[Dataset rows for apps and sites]
┏━━

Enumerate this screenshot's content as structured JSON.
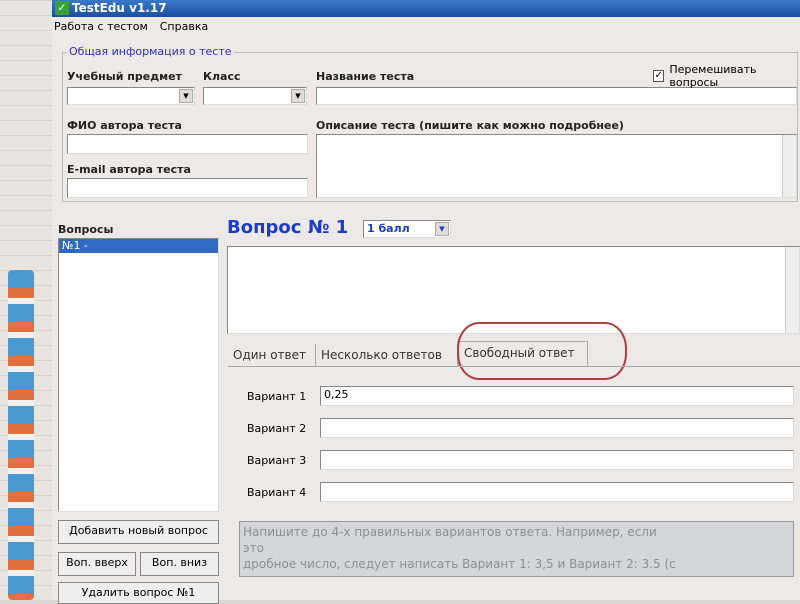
{
  "window": {
    "title": "TestEdu v1.17"
  },
  "menu": [
    "Работа с тестом",
    "Справка"
  ],
  "info": {
    "legend": "Общая информация о тесте",
    "subject_label": "Учебный предмет",
    "class_label": "Класс",
    "name_label": "Название теста",
    "shuffle_label": "Перемешивать вопросы",
    "author_label": "ФИО автора теста",
    "desc_label": "Описание теста (пишите как можно подробнее)",
    "email_label": "E-mail автора теста"
  },
  "questions": {
    "label": "Вопросы",
    "items": [
      "№1 -"
    ],
    "add": "Добавить новый вопрос",
    "up": "Воп. вверх",
    "down": "Воп. вниз",
    "delete": "Удалить вопрос №1"
  },
  "question": {
    "title": "Вопрос № 1",
    "points": "1 балл"
  },
  "tabs": [
    "Один ответ",
    "Несколько ответов",
    "Свободный ответ"
  ],
  "variants": [
    {
      "label": "Вариант 1",
      "value": "0,25"
    },
    {
      "label": "Вариант 2",
      "value": ""
    },
    {
      "label": "Вариант 3",
      "value": ""
    },
    {
      "label": "Вариант 4",
      "value": ""
    }
  ],
  "hint": [
    "Напишите до 4-х правильных вариантов ответа. Например, если",
    "это",
    "дробное число, следует написать Вариант 1: 3,5 и Вариант 2: 3.5 (с"
  ]
}
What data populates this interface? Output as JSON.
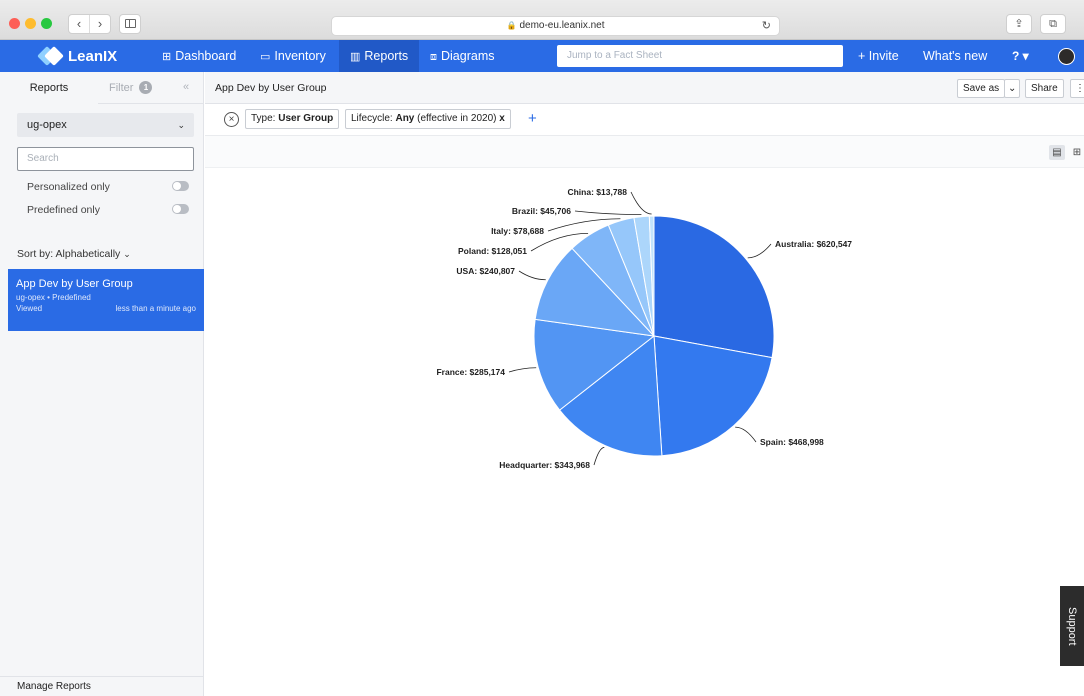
{
  "browser": {
    "url": "demo-eu.leanix.net"
  },
  "nav": {
    "brand": "LeanIX",
    "items": [
      {
        "label": "Dashboard",
        "icon": "grid-icon"
      },
      {
        "label": "Inventory",
        "icon": "inventory-icon"
      },
      {
        "label": "Reports",
        "icon": "bar-chart-icon"
      },
      {
        "label": "Diagrams",
        "icon": "diagram-icon"
      }
    ],
    "search_placeholder": "Jump to a Fact Sheet",
    "invite": "+ Invite",
    "whats_new": "What's new",
    "help": "? ▾"
  },
  "sidebar": {
    "tabs": {
      "reports": "Reports",
      "filter": "Filter",
      "filter_count": "1",
      "collapse": "«"
    },
    "group_select": "ug-opex",
    "search_placeholder": "Search",
    "toggles": [
      {
        "label": "Personalized only",
        "on": false
      },
      {
        "label": "Predefined only",
        "on": false
      }
    ],
    "sort_by": "Sort by: Alphabetically",
    "report": {
      "name": "App Dev by User Group",
      "meta": "ug-opex • Predefined",
      "viewed_label": "Viewed",
      "viewed_time": "less than a minute ago"
    },
    "manage": "Manage Reports"
  },
  "main": {
    "title": "App Dev by User Group",
    "save_as": "Save as",
    "share": "Share",
    "filters": {
      "type_prefix": "Type: ",
      "type_value": "User Group",
      "lifecycle_prefix": "Lifecycle: ",
      "lifecycle_value": "Any",
      "lifecycle_suffix": " (effective in 2020)",
      "remove": "x",
      "add": "+"
    }
  },
  "support": "Support",
  "chart_data": {
    "type": "pie",
    "slices": [
      {
        "label": "Australia",
        "value": 620547,
        "display": "Australia: $620,547",
        "color": "#2a69e3"
      },
      {
        "label": "Spain",
        "value": 468998,
        "display": "Spain: $468,998",
        "color": "#3379ef"
      },
      {
        "label": "Headquarter",
        "value": 343968,
        "display": "Headquarter: $343,968",
        "color": "#3f86f2"
      },
      {
        "label": "France",
        "value": 285174,
        "display": "France: $285,174",
        "color": "#5295f3"
      },
      {
        "label": "USA",
        "value": 240807,
        "display": "USA: $240,807",
        "color": "#6aa7f6"
      },
      {
        "label": "Poland",
        "value": 128051,
        "display": "Poland: $128,051",
        "color": "#7fb6f8"
      },
      {
        "label": "Italy",
        "value": 78688,
        "display": "Italy: $78,688",
        "color": "#96c7fa"
      },
      {
        "label": "Brazil",
        "value": 45706,
        "display": "Brazil: $45,706",
        "color": "#acd6fb"
      },
      {
        "label": "China",
        "value": 13788,
        "display": "China: $13,788",
        "color": "#c2e3fc"
      }
    ]
  }
}
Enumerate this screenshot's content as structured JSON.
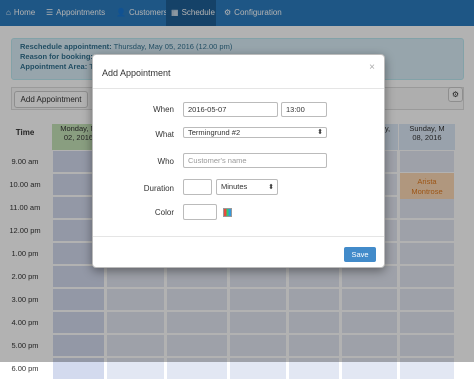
{
  "nav": {
    "items": [
      {
        "icon": "⌂",
        "label": "Home"
      },
      {
        "icon": "☰",
        "label": "Appointments"
      },
      {
        "icon": "👤",
        "label": "Customers"
      },
      {
        "icon": "▦",
        "label": "Schedule"
      },
      {
        "icon": "⚙",
        "label": "Configuration"
      }
    ]
  },
  "alert": {
    "reschedule_label": "Reschedule appointment:",
    "reschedule_value": "Thursday, May 05, 2016 (12.00 pm)",
    "reason_label": "Reason for booking:",
    "reason_value": "T",
    "area_label": "Appointment Area:",
    "area_value": "Te"
  },
  "toolbar": {
    "add_label": "Add Appointment",
    "settings_icon": "⚙"
  },
  "calendar": {
    "time_header": "Time",
    "monday_header": [
      "Monday, M",
      "02, 2016"
    ],
    "sunday_header": [
      "Sunday, M",
      "08, 2016"
    ],
    "partial_col_header": "y,",
    "times": [
      "9.00 am",
      "10.00 am",
      "11.00 am",
      "12.00 pm",
      "1.00 pm",
      "2.00 pm",
      "3.00 pm",
      "4.00 pm",
      "5.00 pm",
      "6.00 pm"
    ],
    "appointment": {
      "line1": "Arista",
      "line2": "Montrose"
    }
  },
  "modal": {
    "title": "Add Appointment",
    "close": "×",
    "when_label": "When",
    "date_value": "2016-05-07",
    "time_value": "13:00",
    "what_label": "What",
    "what_value": "Termingrund #2",
    "who_label": "Who",
    "who_placeholder": "Customer's name",
    "duration_label": "Duration",
    "duration_value": "",
    "duration_unit": "Minutes",
    "color_label": "Color",
    "save_label": "Save"
  },
  "colors": {
    "navbar": "#2b7bbf",
    "accent": "#428bca",
    "slot": "#e2e7f3",
    "appointment": "#fcd9b5",
    "header_green": "#c4e2b8",
    "header_blue": "#dce9f7"
  }
}
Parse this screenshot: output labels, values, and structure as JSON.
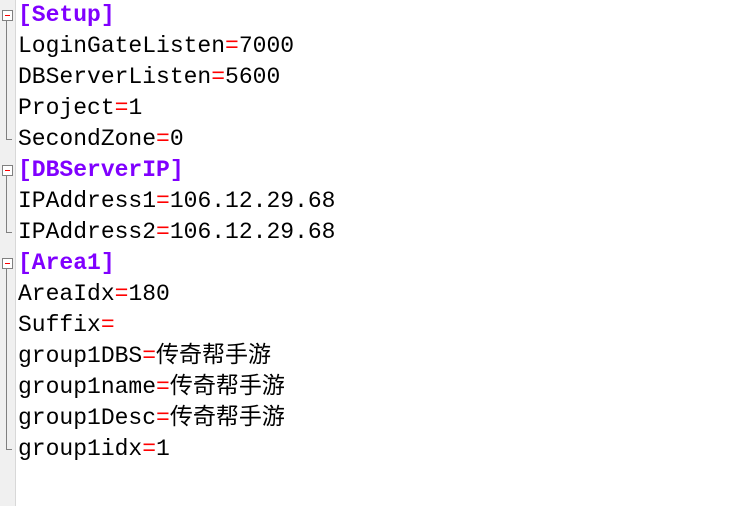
{
  "sections": [
    {
      "header": "[Setup]",
      "entries": [
        {
          "key": "LoginGateListen",
          "value": "7000"
        },
        {
          "key": "DBServerListen",
          "value": "5600"
        },
        {
          "key": "Project",
          "value": "1"
        },
        {
          "key": "SecondZone",
          "value": "0"
        }
      ]
    },
    {
      "header": "[DBServerIP]",
      "entries": [
        {
          "key": "IPAddress1",
          "value": "106.12.29.68"
        },
        {
          "key": "IPAddress2",
          "value": "106.12.29.68"
        }
      ]
    },
    {
      "header": "[Area1]",
      "entries": [
        {
          "key": "AreaIdx",
          "value": "180"
        },
        {
          "key": "Suffix",
          "value": ""
        },
        {
          "key": "group1DBS",
          "value": "传奇帮手游"
        },
        {
          "key": "group1name",
          "value": "传奇帮手游"
        },
        {
          "key": "group1Desc",
          "value": "传奇帮手游"
        },
        {
          "key": "group1idx",
          "value": "1"
        }
      ]
    }
  ],
  "eq": "="
}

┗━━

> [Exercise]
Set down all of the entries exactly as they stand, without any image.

> [Final answer]
Enumerate this screenshot's content as structured JSON.
{
  "window": {
    "title": "TestEdu v1.17"
  },
  "menu": [
    "Работа с тестом",
    "Справка"
  ],
  "info": {
    "legend": "Общая информация о тесте",
    "subject_label": "Учебный предмет",
    "class_label": "Класс",
    "name_label": "Название теста",
    "shuffle_label": "Перемешивать вопросы",
    "author_label": "ФИО автора теста",
    "desc_label": "Описание теста (пишите как можно подробнее)",
    "email_label": "E-mail автора теста"
  },
  "questions": {
    "label": "Вопросы",
    "items": [
      "№1 -"
    ],
    "add": "Добавить новый вопрос",
    "up": "Воп. вверх",
    "down": "Воп. вниз",
    "delete": "Удалить вопрос №1"
  },
  "question": {
    "title": "Вопрос № 1",
    "points": "1 балл"
  },
  "tabs": [
    "Один ответ",
    "Несколько ответов",
    "Свободный ответ"
  ],
  "variants": [
    {
      "label": "Вариант 1",
      "value": "0,25"
    },
    {
      "label": "Вариант 2",
      "value": ""
    },
    {
      "label": "Вариант 3",
      "value": ""
    },
    {
      "label": "Вариант 4",
      "value": ""
    }
  ],
  "hint": [
    "Напишите до 4-х правильных вариантов ответа. Например, если",
    "это",
    "дробное число, следует написать Вариант 1: 3,5 и Вариант 2: 3.5 (с"
  ]
}
What data populates this interface? Output as JSON.
{
  "browser": {
    "url": "demo-eu.leanix.net"
  },
  "nav": {
    "brand": "LeanIX",
    "items": [
      {
        "label": "Dashboard",
        "icon": "grid-icon"
      },
      {
        "label": "Inventory",
        "icon": "inventory-icon"
      },
      {
        "label": "Reports",
        "icon": "bar-chart-icon"
      },
      {
        "label": "Diagrams",
        "icon": "diagram-icon"
      }
    ],
    "search_placeholder": "Jump to a Fact Sheet",
    "invite": "+ Invite",
    "whats_new": "What's new",
    "help": "? ▾"
  },
  "sidebar": {
    "tabs": {
      "reports": "Reports",
      "filter": "Filter",
      "filter_count": "1",
      "collapse": "«"
    },
    "group_select": "ug-opex",
    "search_placeholder": "Search",
    "toggles": [
      {
        "label": "Personalized only",
        "on": false
      },
      {
        "label": "Predefined only",
        "on": false
      }
    ],
    "sort_by": "Sort by: Alphabetically",
    "report": {
      "name": "App Dev by User Group",
      "meta": "ug-opex • Predefined",
      "viewed_label": "Viewed",
      "viewed_time": "less than a minute ago"
    },
    "manage": "Manage Reports"
  },
  "main": {
    "title": "App Dev by User Group",
    "save_as": "Save as",
    "share": "Share",
    "filters": {
      "type_prefix": "Type: ",
      "type_value": "User Group",
      "lifecycle_prefix": "Lifecycle: ",
      "lifecycle_value": "Any",
      "lifecycle_suffix": " (effective in 2020)",
      "remove": "x",
      "add": "+"
    }
  },
  "support": "Support",
  "chart_data": {
    "type": "pie",
    "slices": [
      {
        "label": "Australia",
        "value": 620547,
        "display": "Australia: $620,547",
        "color": "#2a69e3"
      },
      {
        "label": "Spain",
        "value": 468998,
        "display": "Spain: $468,998",
        "color": "#3379ef"
      },
      {
        "label": "Headquarter",
        "value": 343968,
        "display": "Headquarter: $343,968",
        "color": "#3f86f2"
      },
      {
        "label": "France",
        "value": 285174,
        "display": "France: $285,174",
        "color": "#5295f3"
      },
      {
        "label": "USA",
        "value": 240807,
        "display": "USA: $240,807",
        "color": "#6aa7f6"
      },
      {
        "label": "Poland",
        "value": 128051,
        "display": "Poland: $128,051",
        "color": "#7fb6f8"
      },
      {
        "label": "Italy",
        "value": 78688,
        "display": "Italy: $78,688",
        "color": "#96c7fa"
      },
      {
        "label": "Brazil",
        "value": 45706,
        "display": "Brazil: $45,706",
        "color": "#acd6fb"
      },
      {
        "label": "China",
        "value": 13788,
        "display": "China: $13,788",
        "color": "#c2e3fc"
      }
    ]
  }
}
Enumerate this screenshot's content as structured JSON.
{
  "nav": {
    "items": [
      {
        "icon": "⌂",
        "label": "Home"
      },
      {
        "icon": "☰",
        "label": "Appointments"
      },
      {
        "icon": "👤",
        "label": "Customers"
      },
      {
        "icon": "▦",
        "label": "Schedule"
      },
      {
        "icon": "⚙",
        "label": "Configuration"
      }
    ]
  },
  "alert": {
    "reschedule_label": "Reschedule appointment:",
    "reschedule_value": "Thursday, May 05, 2016 (12.00 pm)",
    "reason_label": "Reason for booking:",
    "reason_value": "T",
    "area_label": "Appointment Area:",
    "area_value": "Te"
  },
  "toolbar": {
    "add_label": "Add Appointment",
    "settings_icon": "⚙"
  },
  "calendar": {
    "time_header": "Time",
    "monday_header": [
      "Monday, M",
      "02, 2016"
    ],
    "sunday_header": [
      "Sunday, M",
      "08, 2016"
    ],
    "partial_col_header": "y,",
    "times": [
      "9.00 am",
      "10.00 am",
      "11.00 am",
      "12.00 pm",
      "1.00 pm",
      "2.00 pm",
      "3.00 pm",
      "4.00 pm",
      "5.00 pm",
      "6.00 pm"
    ],
    "appointment": {
      "line1": "Arista",
      "line2": "Montrose"
    }
  },
  "modal": {
    "title": "Add Appointment",
    "close": "×",
    "when_label": "When",
    "date_value": "2016-05-07",
    "time_value": "13:00",
    "what_label": "What",
    "what_value": "Termingrund #2",
    "who_label": "Who",
    "who_placeholder": "Customer's name",
    "duration_label": "Duration",
    "duration_value": "",
    "duration_unit": "Minutes",
    "color_label": "Color",
    "save_label": "Save"
  },
  "colors": {
    "navbar": "#2b7bbf",
    "accent": "#428bca",
    "slot": "#e2e7f3",
    "appointment": "#fcd9b5",
    "header_green": "#c4e2b8",
    "header_blue": "#dce9f7"
  }
}
Parse this screenshot: output labels, values, and structure as JSON.
{
  "sections": [
    {
      "header": "[Setup]",
      "entries": [
        {
          "key": "LoginGateListen",
          "value": "7000"
        },
        {
          "key": "DBServerListen",
          "value": "5600"
        },
        {
          "key": "Project",
          "value": "1"
        },
        {
          "key": "SecondZone",
          "value": "0"
        }
      ]
    },
    {
      "header": "[DBServerIP]",
      "entries": [
        {
          "key": "IPAddress1",
          "value": "106.12.29.68"
        },
        {
          "key": "IPAddress2",
          "value": "106.12.29.68"
        }
      ]
    },
    {
      "header": "[Area1]",
      "entries": [
        {
          "key": "AreaIdx",
          "value": "180"
        },
        {
          "key": "Suffix",
          "value": ""
        },
        {
          "key": "group1DBS",
          "value": "传奇帮手游"
        },
        {
          "key": "group1name",
          "value": "传奇帮手游"
        },
        {
          "key": "group1Desc",
          "value": "传奇帮手游"
        },
        {
          "key": "group1idx",
          "value": "1"
        }
      ]
    }
  ],
  "eq": "="
}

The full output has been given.